• [WORK ORDER] The answer should be each line from the entries below that has the word "kind" in it.

• [GIVEN DATA]
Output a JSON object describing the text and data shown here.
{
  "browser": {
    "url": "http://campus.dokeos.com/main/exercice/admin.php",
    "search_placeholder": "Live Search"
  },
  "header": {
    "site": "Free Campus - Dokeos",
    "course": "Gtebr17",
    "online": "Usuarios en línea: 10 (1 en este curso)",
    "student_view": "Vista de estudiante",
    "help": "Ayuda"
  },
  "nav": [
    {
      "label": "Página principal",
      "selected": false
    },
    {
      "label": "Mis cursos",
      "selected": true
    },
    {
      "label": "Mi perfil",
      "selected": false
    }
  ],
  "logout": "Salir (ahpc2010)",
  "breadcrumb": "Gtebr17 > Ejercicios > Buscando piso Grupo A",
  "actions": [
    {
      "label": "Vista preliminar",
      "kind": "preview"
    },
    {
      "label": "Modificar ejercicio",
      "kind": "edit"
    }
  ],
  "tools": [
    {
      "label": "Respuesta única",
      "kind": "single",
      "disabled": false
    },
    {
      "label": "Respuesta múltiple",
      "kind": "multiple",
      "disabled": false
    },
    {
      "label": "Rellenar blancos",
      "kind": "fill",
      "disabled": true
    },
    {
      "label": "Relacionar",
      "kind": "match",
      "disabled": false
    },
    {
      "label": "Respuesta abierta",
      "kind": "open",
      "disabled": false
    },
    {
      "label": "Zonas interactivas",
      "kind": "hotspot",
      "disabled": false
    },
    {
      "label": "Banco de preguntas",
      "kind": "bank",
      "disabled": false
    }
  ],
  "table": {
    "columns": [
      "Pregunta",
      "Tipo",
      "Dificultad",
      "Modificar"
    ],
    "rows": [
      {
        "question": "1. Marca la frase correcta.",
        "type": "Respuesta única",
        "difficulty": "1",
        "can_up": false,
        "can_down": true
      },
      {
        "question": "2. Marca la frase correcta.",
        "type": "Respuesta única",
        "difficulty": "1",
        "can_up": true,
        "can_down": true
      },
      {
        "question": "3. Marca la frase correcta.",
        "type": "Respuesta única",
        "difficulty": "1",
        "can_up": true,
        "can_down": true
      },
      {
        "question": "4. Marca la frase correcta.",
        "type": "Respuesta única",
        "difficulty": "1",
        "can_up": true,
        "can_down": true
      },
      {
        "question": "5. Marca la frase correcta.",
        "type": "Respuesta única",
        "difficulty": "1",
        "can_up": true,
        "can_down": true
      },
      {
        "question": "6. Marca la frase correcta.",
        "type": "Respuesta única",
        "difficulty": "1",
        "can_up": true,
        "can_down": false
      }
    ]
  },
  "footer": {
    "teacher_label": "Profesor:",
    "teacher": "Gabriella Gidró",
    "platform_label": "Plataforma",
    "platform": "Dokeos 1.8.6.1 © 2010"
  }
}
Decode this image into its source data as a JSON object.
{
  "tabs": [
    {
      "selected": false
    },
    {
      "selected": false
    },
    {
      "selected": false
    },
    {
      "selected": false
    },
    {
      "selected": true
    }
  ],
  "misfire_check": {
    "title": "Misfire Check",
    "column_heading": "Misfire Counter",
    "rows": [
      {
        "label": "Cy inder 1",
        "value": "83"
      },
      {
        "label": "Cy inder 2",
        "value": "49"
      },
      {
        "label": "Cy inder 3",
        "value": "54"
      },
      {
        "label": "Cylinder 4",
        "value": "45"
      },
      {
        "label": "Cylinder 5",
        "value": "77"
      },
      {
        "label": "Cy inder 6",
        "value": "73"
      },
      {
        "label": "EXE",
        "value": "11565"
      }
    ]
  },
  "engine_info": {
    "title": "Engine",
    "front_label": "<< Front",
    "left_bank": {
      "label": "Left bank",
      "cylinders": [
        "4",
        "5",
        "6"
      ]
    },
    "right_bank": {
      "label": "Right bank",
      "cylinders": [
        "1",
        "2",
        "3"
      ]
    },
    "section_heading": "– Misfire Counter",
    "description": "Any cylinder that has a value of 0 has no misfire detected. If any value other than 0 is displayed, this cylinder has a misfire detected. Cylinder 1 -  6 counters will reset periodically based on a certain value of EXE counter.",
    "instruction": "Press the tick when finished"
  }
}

• [TASK SOLUTION]
      "kind": "preview"
      "kind": "edit"
      "kind": "single",
      "kind": "multiple",
      "kind": "fill",
      "kind": "match",
      "kind": "open",
      "kind": "hotspot",
      "kind": "bank",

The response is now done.